V. Banded Piglet Squid (Helicocranchia pfefferi)
While squids as a species seem to favor the weird look, this type of squid is actually very cute looking. Just 100 mm long, this teeny-tiny squid species is rotund in shape with its tentacles situated above its eyes. Its fins are paddle-shaped and at the end of its body, so it moves forward through their propelling action rather like a power boat. They are deep sea dwellers and are found nearly 300 feet below the ocean's surface, in dim light conditions. The entire body shape and pattern of this squid, from the round shape to the little tail (fins) make it seem like a baby pig, which is why the word "piglet" is in its name. Not much is known about this little squid due to its rarely visited and difficult habitat characteristics.
VI. Dana Octopus Squid (Taningia danae)
This squid species is found in the North Atlantic ocean and the waters around Bermuda, Hawaii, Japan, Australia and New Zealand. In the ocean, it resides at depths of 3000 feet. At such deep underwater depths, it can get pretty dark. But that is not a problem for the Dana octopus squid. It gives off its own luminescent light through minute organs embedded in its tentacles called photophores. It can even control the intensity and occurrence of the light, so it flashes and glows to attract prey, frighten off predators and as a mating ritual.
Some other types of squid species are :
- Joubin's Squid (Joubiniteuthis portieri)
- Shortfin squid (Illex illecebrosus)
- Common European squid (Loligo vulgaris)
- Japanese Flying Squid (Todarodes pacificus)
- Grimaldi Scaled Squid (Lepidoteuthis grimaldii)
- Sandal-eyed Squid (Sandalops melancholicus)
- Robust Clubhook Squid (Onykia robusta)
- Diamondback Squid (Thysanoteuthis rhombus)
- Angel Clubhook Squid (Ancistroteuthis lichtensteinii)
- Umbrella Squid (Histioteuthis bonnellii)

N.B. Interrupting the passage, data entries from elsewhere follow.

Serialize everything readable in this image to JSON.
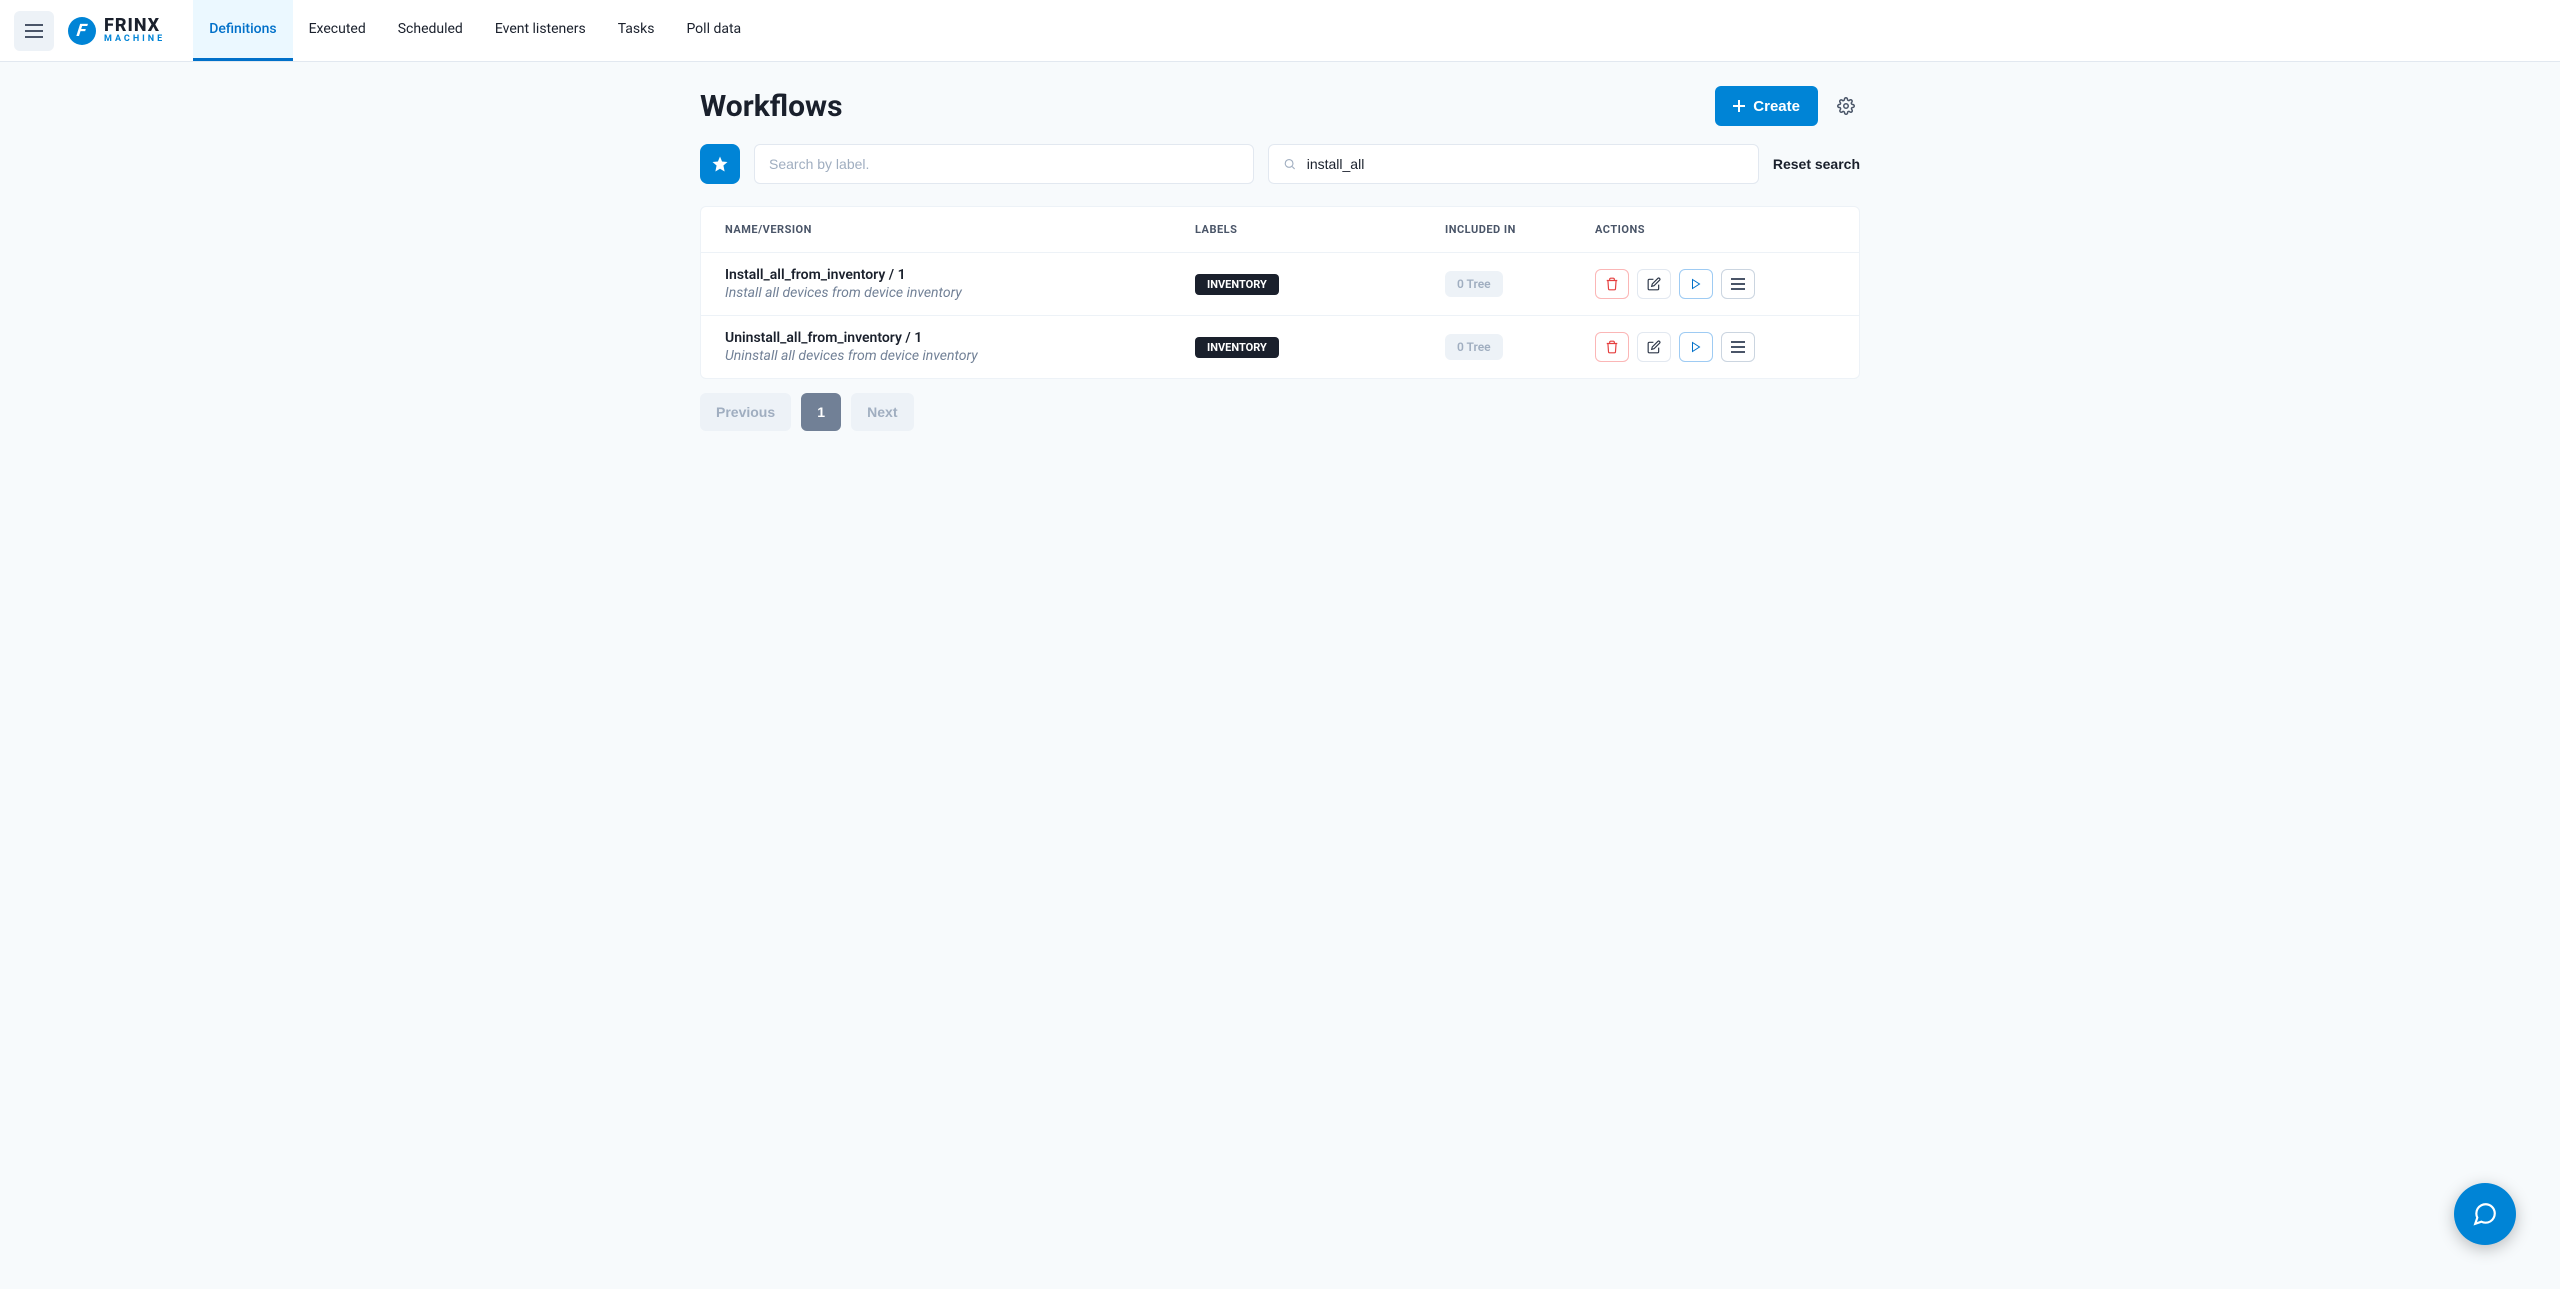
{
  "brand": {
    "name": "FRINX",
    "sub": "MACHINE"
  },
  "nav": {
    "tabs": [
      {
        "label": "Definitions",
        "active": true
      },
      {
        "label": "Executed",
        "active": false
      },
      {
        "label": "Scheduled",
        "active": false
      },
      {
        "label": "Event listeners",
        "active": false
      },
      {
        "label": "Tasks",
        "active": false
      },
      {
        "label": "Poll data",
        "active": false
      }
    ]
  },
  "page": {
    "title": "Workflows",
    "create_label": "Create",
    "reset_label": "Reset search"
  },
  "search": {
    "label_placeholder": "Search by label.",
    "label_value": "",
    "keyword_value": "install_all"
  },
  "table": {
    "headers": {
      "name": "NAME/VERSION",
      "labels": "LABELS",
      "included": "INCLUDED IN",
      "actions": "ACTIONS"
    },
    "rows": [
      {
        "name": "Install_all_from_inventory / 1",
        "desc": "Install all devices from device inventory",
        "label": "INVENTORY",
        "included": "0 Tree"
      },
      {
        "name": "Uninstall_all_from_inventory / 1",
        "desc": "Uninstall all devices from device inventory",
        "label": "INVENTORY",
        "included": "0 Tree"
      }
    ]
  },
  "pagination": {
    "prev": "Previous",
    "next": "Next",
    "current": "1"
  }
}
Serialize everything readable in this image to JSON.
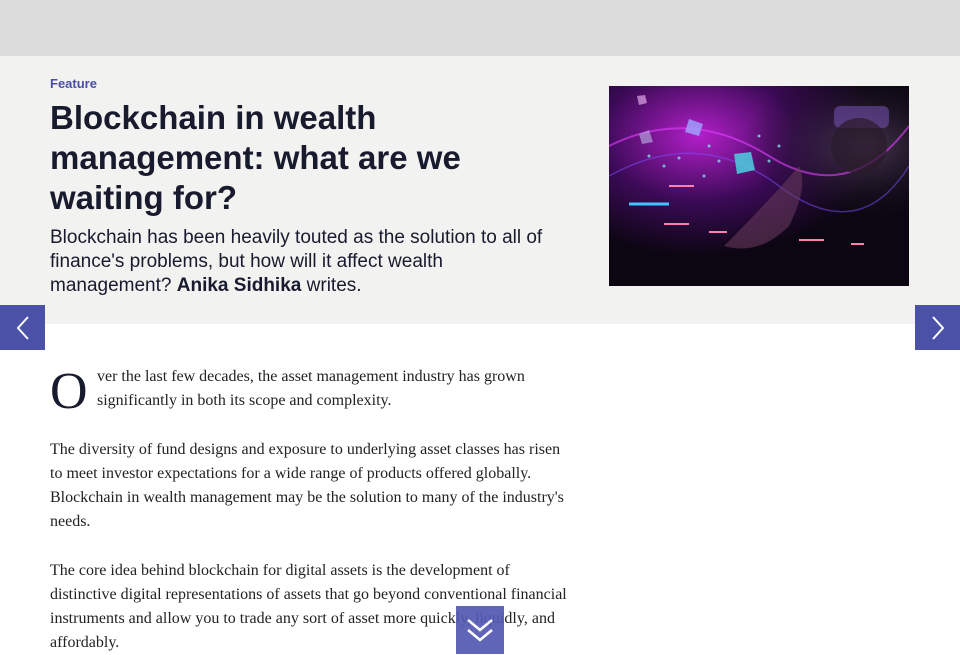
{
  "article": {
    "kicker": "Feature",
    "title": "Blockchain in wealth management: what are we waiting for?",
    "standfirst_text": "Blockchain has been heavily touted as the solution to all of finance's problems, but how will it affect wealth management?",
    "author": "Anika Sidhika",
    "standfirst_suffix": "writes.",
    "dropcap": "O",
    "paragraph1_rest": "ver the last few decades, the asset management industry has grown significantly in both its scope and complexity.",
    "paragraph2": "The diversity of fund designs and exposure to underlying asset classes has risen to meet investor expectations for a wide range of products offered globally. Blockchain in wealth management may be the solution to many of the industry's needs.",
    "paragraph3": "The core idea behind blockchain for digital assets is the development of distinctive digital representations of assets that go beyond conventional financial instruments and allow you to trade any sort of asset more quickly, liquidly, and affordably."
  },
  "icons": {
    "prev": "chevron-left-icon",
    "next": "chevron-right-icon",
    "scroll": "double-chevron-down-icon"
  },
  "colors": {
    "accent": "#4c51a8",
    "hero_bg": "#f2f2f0",
    "title": "#181a2e"
  }
}
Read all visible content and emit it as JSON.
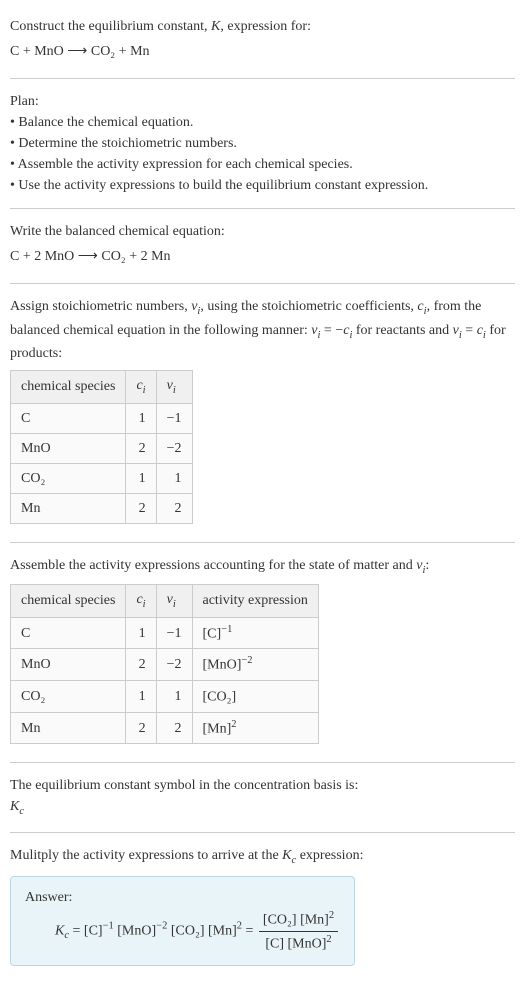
{
  "intro": {
    "line1": "Construct the equilibrium constant, ",
    "K": "K",
    "line1b": ", expression for:",
    "equation": "C + MnO  ⟶  CO₂ + Mn"
  },
  "plan": {
    "title": "Plan:",
    "items": [
      "Balance the chemical equation.",
      "Determine the stoichiometric numbers.",
      "Assemble the activity expression for each chemical species.",
      "Use the activity expressions to build the equilibrium constant expression."
    ]
  },
  "balanced": {
    "title": "Write the balanced chemical equation:",
    "equation": "C + 2 MnO  ⟶  CO₂ + 2 Mn"
  },
  "stoich": {
    "text1": "Assign stoichiometric numbers, ",
    "nu": "ν",
    "sub_i": "i",
    "text2": ", using the stoichiometric coefficients, ",
    "c": "c",
    "text3": ", from the balanced chemical equation in the following manner: ",
    "rel1a": "ν",
    "rel1b": " = −",
    "rel1c": "c",
    "text4": " for reactants and ",
    "rel2a": "ν",
    "rel2b": " = ",
    "rel2c": "c",
    "text5": " for products:",
    "headers": {
      "species": "chemical species",
      "ci": "c",
      "nui": "ν"
    },
    "rows": [
      {
        "species": "C",
        "ci": "1",
        "nui": "−1"
      },
      {
        "species": "MnO",
        "ci": "2",
        "nui": "−2"
      },
      {
        "species": "CO₂",
        "ci": "1",
        "nui": "1"
      },
      {
        "species": "Mn",
        "ci": "2",
        "nui": "2"
      }
    ]
  },
  "activity": {
    "text1": "Assemble the activity expressions accounting for the state of matter and ",
    "nu": "ν",
    "sub_i": "i",
    "text2": ":",
    "headers": {
      "species": "chemical species",
      "ci": "c",
      "nui": "ν",
      "act": "activity expression"
    },
    "rows": [
      {
        "species": "C",
        "ci": "1",
        "nui": "−1",
        "act_base": "[C]",
        "act_exp": "−1"
      },
      {
        "species": "MnO",
        "ci": "2",
        "nui": "−2",
        "act_base": "[MnO]",
        "act_exp": "−2"
      },
      {
        "species": "CO₂",
        "ci": "1",
        "nui": "1",
        "act_base": "[CO₂]",
        "act_exp": ""
      },
      {
        "species": "Mn",
        "ci": "2",
        "nui": "2",
        "act_base": "[Mn]",
        "act_exp": "2"
      }
    ]
  },
  "symbol": {
    "text": "The equilibrium constant symbol in the concentration basis is:",
    "Kc": "K",
    "Kc_sub": "c"
  },
  "multiply": {
    "text1": "Mulitply the activity expressions to arrive at the ",
    "Kc": "K",
    "Kc_sub": "c",
    "text2": " expression:"
  },
  "answer": {
    "label": "Answer:",
    "lhs_K": "K",
    "lhs_sub": "c",
    "eq": " = ",
    "p1_base": "[C]",
    "p1_exp": "−1",
    "p2_base": " [MnO]",
    "p2_exp": "−2",
    "p3_base": " [CO₂]",
    "p4_base": " [Mn]",
    "p4_exp": "2",
    "eq2": " = ",
    "frac_num1": "[CO₂] [Mn]",
    "frac_num_exp": "2",
    "frac_den1": "[C] [MnO]",
    "frac_den_exp": "2"
  }
}
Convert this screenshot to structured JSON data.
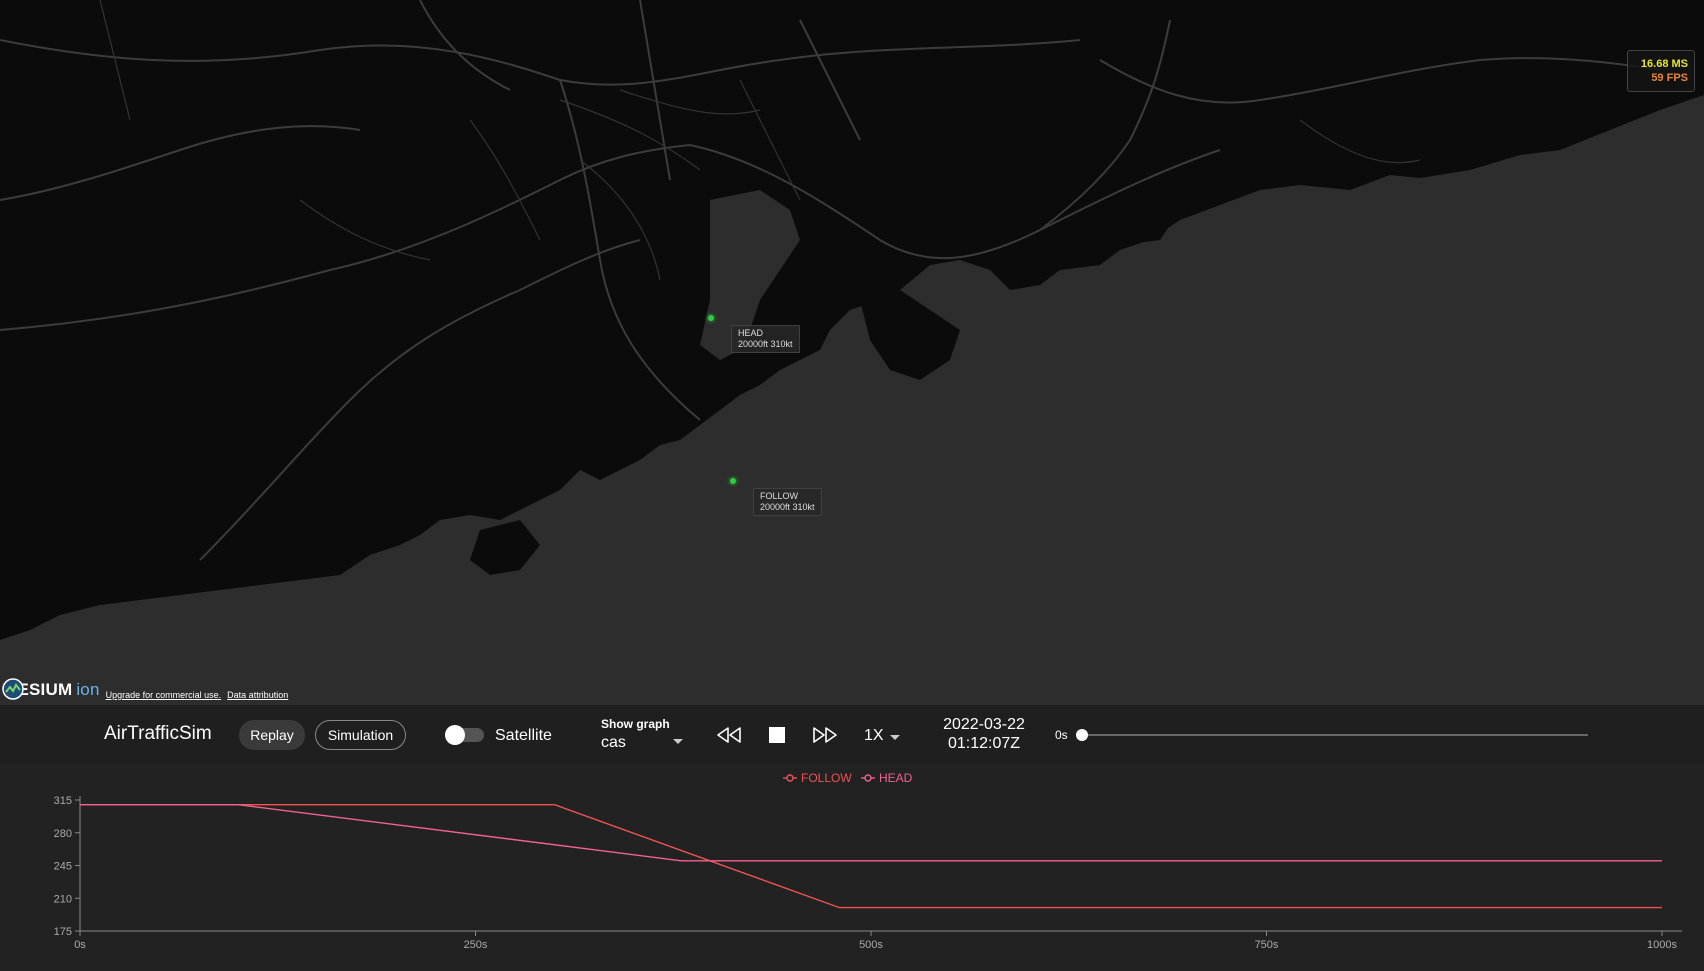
{
  "map": {
    "aircraft": [
      {
        "callsign": "HEAD",
        "info": "20000ft 310kt"
      },
      {
        "callsign": "FOLLOW",
        "info": "20000ft 310kt"
      }
    ],
    "performance": {
      "ms": "16.68 MS",
      "fps": "59 FPS"
    },
    "credits": {
      "logo_main": "CESIUM",
      "logo_ion": "ion",
      "upgrade": "Upgrade for commercial use.",
      "attribution": "Data attribution"
    }
  },
  "toolbar": {
    "app_title": "AirTrafficSim",
    "replay_label": "Replay",
    "simulation_label": "Simulation",
    "satellite_label": "Satellite",
    "show_graph_label": "Show graph",
    "graph_value": "cas",
    "speed": "1X",
    "date": "2022-03-22",
    "time": "01:12:07Z",
    "slider_label": "0s"
  },
  "colors": {
    "follow": "#ef5350",
    "head": "#f06292",
    "aircraft": "#2ecc40"
  },
  "icons": [
    "rewind-icon",
    "stop-icon",
    "fast-forward-icon",
    "dropdown-caret-icon",
    "cesium-logo-icon"
  ],
  "chart_data": {
    "type": "line",
    "x": [
      0,
      100,
      300,
      480,
      1000
    ],
    "series": [
      {
        "name": "FOLLOW",
        "points": [
          [
            0,
            310
          ],
          [
            300,
            310
          ],
          [
            480,
            200
          ],
          [
            1000,
            200
          ]
        ]
      },
      {
        "name": "HEAD",
        "points": [
          [
            0,
            310
          ],
          [
            100,
            310
          ],
          [
            380,
            250
          ],
          [
            1000,
            250
          ]
        ]
      }
    ],
    "xlim": [
      0,
      1000
    ],
    "ylim": [
      175,
      315
    ],
    "xticks": [
      "0s",
      "250s",
      "500s",
      "750s",
      "1000s"
    ],
    "yticks": [
      "315",
      "280",
      "245",
      "210",
      "175"
    ],
    "legend_position": "top-center",
    "grid": false
  }
}
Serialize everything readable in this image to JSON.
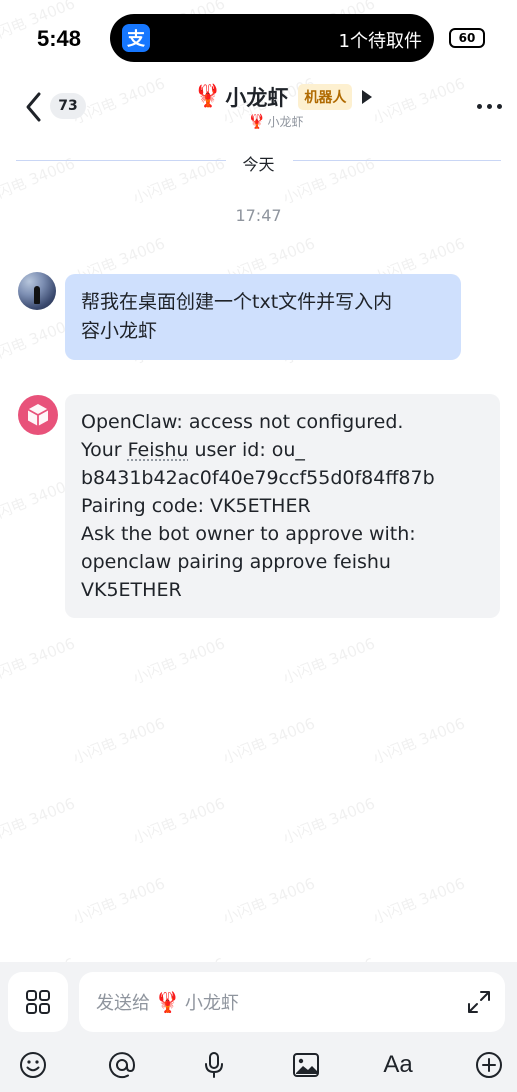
{
  "status_bar": {
    "time": "5:48",
    "island_app_icon": "支",
    "island_text": "1个待取件",
    "battery": "60"
  },
  "header": {
    "back_icon": "chevron-left-icon",
    "unread_count": "73",
    "title_emoji": "🦞",
    "title": "小龙虾",
    "bot_tag": "机器人",
    "subtitle_emoji": "🦞",
    "subtitle": "小龙虾",
    "more_icon": "more-icon"
  },
  "chat": {
    "date_divider": "今天",
    "timestamp": "17:47",
    "messages": [
      {
        "sender": "user",
        "lines": [
          "帮我在桌面创建一个txt文件并写入内",
          "容小龙虾"
        ]
      },
      {
        "sender": "bot",
        "lines": [
          "OpenClaw: access not configured.",
          "Your ",
          "Feishu",
          " user id: ou_",
          "b8431b42ac0f40e79ccf55d0f84ff87b",
          "Pairing code: VK5ETHER",
          "Ask the bot owner to approve with:",
          "openclaw pairing approve feishu",
          "VK5ETHER"
        ]
      }
    ]
  },
  "composer": {
    "placeholder_prefix": "发送给",
    "placeholder_emoji": "🦞",
    "placeholder_name": "小龙虾",
    "toolbar_aa": "Aa"
  },
  "watermark": "小闪电 34006",
  "colors": {
    "user_bubble": "#cfe0fd",
    "bot_bubble": "#f2f3f5",
    "bot_tag_bg": "#fdf0d0",
    "bot_tag_text": "#b06a00",
    "bot_avatar": "#e8527a"
  }
}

From the various squid species listed above, it's easy to marvel at the extent of evolution and diverseness of nature. Each squid species is much more than a tentacle sporting, floating embody of the murky depths. Whether they glow in the dark or can "fly" through water, the squid on the whole, is one fascinating specimen of underwater life.